We think rightly of William Wilberforce as a crucial figure in abolitionism in Europe, in Britain, in beginning to articulate clearly and forcefully the arguments against the wickedness of the slave trade.
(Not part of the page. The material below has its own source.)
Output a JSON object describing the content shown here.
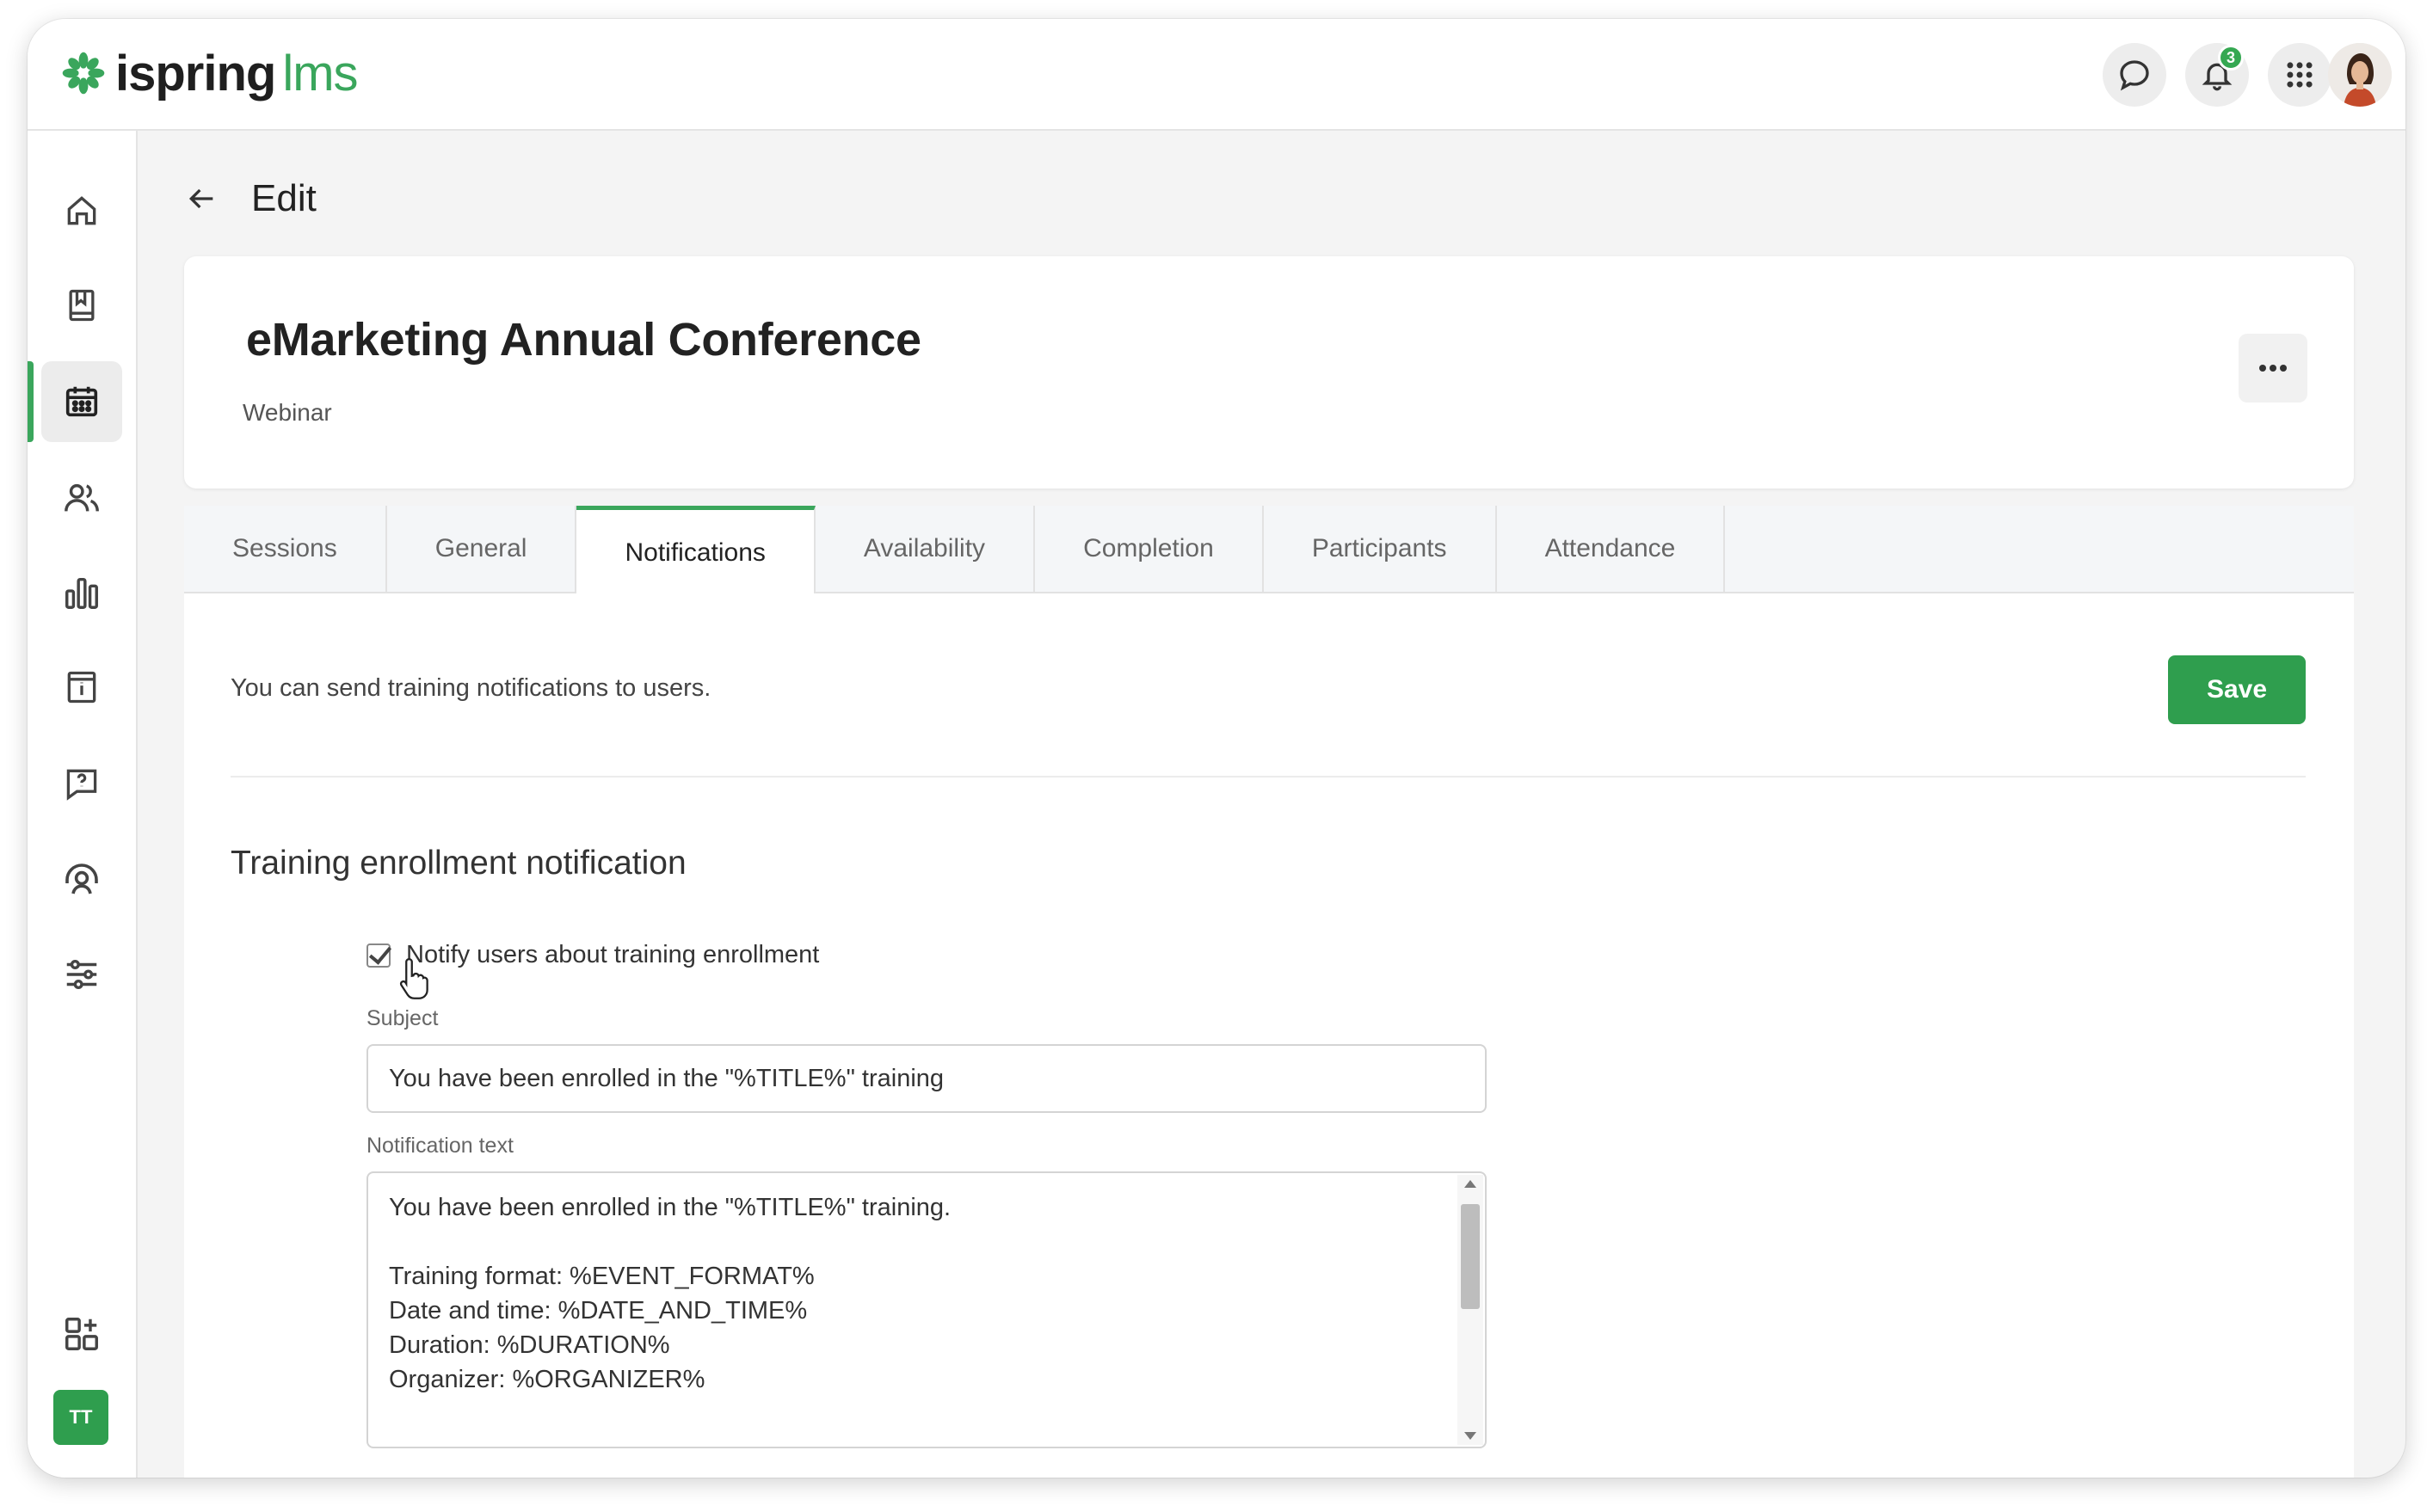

Those people do their work in part by creating organizations; organizations of people who commit themselves to the new norm.  The anti-foot-binding societies in China are very important in this.  They commit themselves to the new norm.  When you joined one of those societies, you said, “I won’t bind the feet of my daughters and I won’t let me sons marry women whose feet are bound.”   You sort of double deal.  And if you are a woman, you said, “I will unbind my own feet.”  You commit yourself to the new practice.  

Abolitionists joined societies where they committed themselves not just to not having slaves, but, for example, in the case of Britain, to not consuming sugar because sugar was produced through slave plantations and hundreds of thousands of people in England in the late 18th Century stopped using sugar, which was just beginning to be an important consumer product, because they associated it with slavery.  

So if you create organizations which commit themselves to implementing the norm, not just as a norm of morality, but as a norm, as a convention of everyday life, as it were, as something you are going to live by, then you can be one of the key figures in... if you create such institutions, you can begin one of these revolutions.  And I think that in all of these sorts of cases—there was an anti-dueling society in England—in all of these cases it is very important to get people organized around the new norm and it’s kind of exciting to be in those societies because of the thing I said earlier, which is that you can see that you’re on the right side because other people, the people who are engaging in the old norm, the norm you’re challenging, already know in their hearts, in part of their hearts at least, that what they’re doing is objectionable in some way, that it’s causing unnecessary pain, that It’d denying people things they are entitled to, that it’s crazy in the case of dueling; it’s just irrational because of course, in a duel, who wins doesn’t depend on who’s right.  

Well it’s crazy to have a practice that’s supposed to put something to right where who wins doesn’t depend on who’s right.  Everybody knew this was crazy, and yet, nevertheless, they went ahead with it anyway.  

So, you can begin one of these processes, you can help to begin one of these processes I think by articulating clearly the sort of arguments and getting them connected with dishonor as opposed with honor and by organizing groups of people who are committed to the new norm.  And if we think about people who are important in these processes, like Kang Youwei, who was a  important figure in the Chinese anti-foot binding movement, or like Wilberforce is an important figure in abolition, or like the Duke of Wellington who joined the anti-dueling society, these people are partly important because of their role in these organizations.

Recorded September 13, 2010
Interviewed by Max Miller

Individuals like William Wilberforce of the abolitionism movement or Kang Youwei of the anti-foot-binding movement helped sway public opinion to a tipping point at which society’s perception reversed.

Bigotry and hate are more linked to mass shootings than mental illness, experts say

How do we combat the roots of these hateful forces?

Photo credit: Rux Centea on Unsplash
Politics & Current Affairs
  • American Psychological Association sees a dubious and weak link between mental illness and mass shootings.
  • Center for the study of Hate and Extremism has found preliminary evidence that political discourse is tied to hate crimes.
  • Access to guns and violent history is still the number one statistically significant figure that predicts gun violence.
Keep reading Show less

The 5 most intelligent video games and why you should play them

Some games are just for fun, others are for thought provoking statements on life, the universe, and everything.

(Photo from Flickr)
Culture & Religion
  • Video games are often dismissed as fun distractions, but some of them dive into deep issues.
  • Through their interactive play elements, these games approach big issues intelligently and leave you both entertained and enlightened.
  • These five games are certainly not the only games that cover these topics or do so well, but are a great starting point for somebody who wants to play something thought provoking.
Keep reading Show less

Brazil's Amazon fires: How they started, and how you can help.

The Amazon Rainforest is often called "the planet's lungs."

NASA
Politics & Current Affairs
  • For weeks, fires have been burning in the Amazon rainforest in Brazil, likely started by farmers and ranchers.
  • Brazil's president, Jair Bolsonaro, has blamed NGOs for starting the flames, offering no evidence to support the claim.
  • There are small steps you can take to help curb deforestation in the Amazon rainforest, which produces about 20 percent of the world's oxygen.
Keep reading Show less